Posted at: 09/02/2014 9:57 PM
Updated at: 09/02/2014 10:12 PM
By: Ryan Luby, KOB Eyewitness News 4
ALBUQUERQUE -- Many New Mexicans fought hard to keep a horse slaughtering plant out of the state, but there is proof slaughtered horses are ending up in the state anyway.
KOB learned the Albuquerque BioPark would like to purchase 38,000 pounds of horse meat, but it's something they've done for at least 30 years using taxpayer money.
The zoo spent $65,000 each year in most recent years, and defended the use of horse meat even though the average person has no idea the zoo uses it, and animal welfare advocates question just how dangerous the horse meat is.
"Is that true?" asked zoo visitor John Wright. "Yuck."
Monday, Albuquerque put out a "request for bid" for 38,000 pounds of meat, hoping for a bidder in the next few weeks. The meat would be used over the next year.
The request doesn't sit well with some animal welfare advocates.
"The horse is an iconic animal for this country, and should not be inhumanely treated," said Patience O'Dowd of the Wild Horse Observers Association.
She said she worries just as much about the horses as the zoo animals because of all the chemicals she says horses receive, including Banamine and Bute. She said the chemicals are not meant for human consumption and shouldn't be given to other animals, especially when other animals are eating those animals.
At the BioPark, the staff defends the use of horse meat.
"The animals just prefer the horse meat, so that's what we went with," said Rick Janser, the director at the Albuquerque BioPark.
Janser said the zoo tried giving the animals a beef-based diet a few years ago when the federal government stopped inspecting horse meat facilities, but said the beef didn't stick with the animals.
"Our cheetahs just refused to eat it," Janser said.
Since then, he says the BioPark has gone with a company called Milliken Meat Products, based out of suburban Toronto, Ontario. Janser says the meat is safe and that the zoo adds supplements to the animals' diets.
"The bottomline is, we're here for the animals," Janser said. "That's what our main concern is. Politics aside, we've got to do what's right by the animals, and this was the best course of action."
The BioPark said many other zoos use horse meat as well, though some of moved away from it.
Keepers at Omaha's Henry Doorly Zoo, often regarded as one of the best zoos in the world, said they stopped using horse meat "at least ten years ago."

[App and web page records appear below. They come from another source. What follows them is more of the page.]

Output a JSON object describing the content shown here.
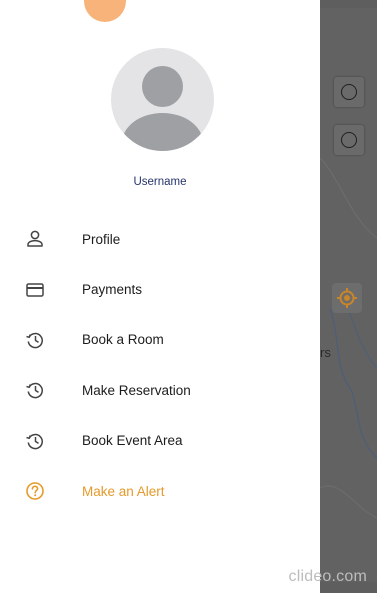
{
  "profile": {
    "username": "Username"
  },
  "menu": {
    "items": [
      {
        "label": "Profile",
        "icon": "person-icon"
      },
      {
        "label": "Payments",
        "icon": "credit-card-icon"
      },
      {
        "label": "Book a Room",
        "icon": "history-icon"
      },
      {
        "label": "Make Reservation",
        "icon": "history-icon"
      },
      {
        "label": "Book Event Area",
        "icon": "history-icon"
      },
      {
        "label": "Make an Alert",
        "icon": "help-circle-icon"
      }
    ]
  },
  "map": {
    "partial_label": "rs"
  },
  "watermark": "clideo.com",
  "colors": {
    "accent": "#e59a2a",
    "username": "#27346b",
    "avatar_bg": "#e4e4e6",
    "avatar_fg": "#9ea0a4",
    "bubble": "#f8b37a",
    "scrim": "#626262"
  }
}
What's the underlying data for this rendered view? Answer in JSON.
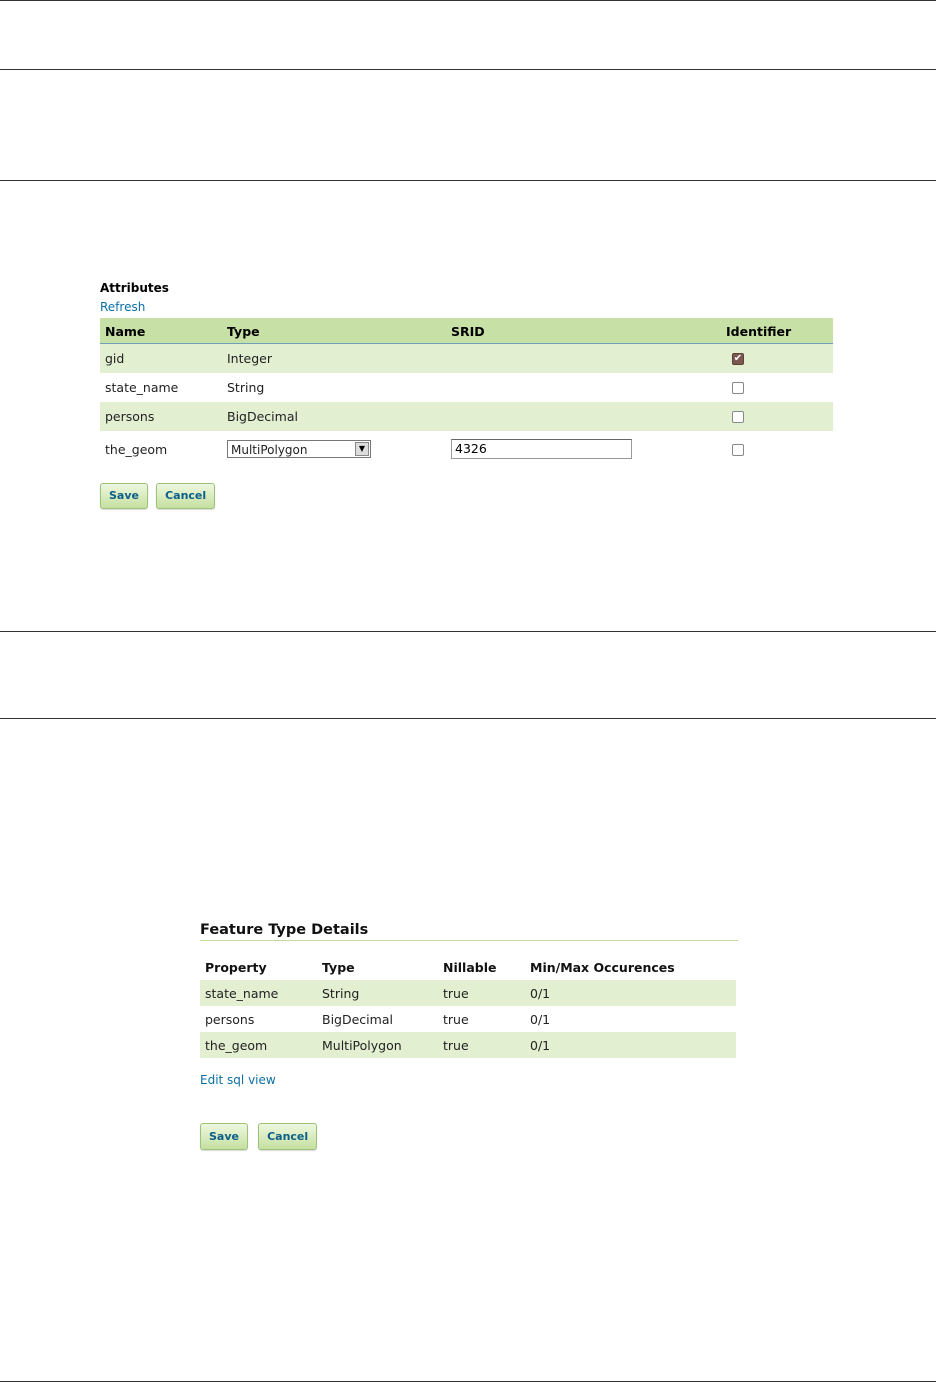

Keepers there also said they've stuck with a beef-based diet because it's more affordable, and that they were exploring options with pork as well.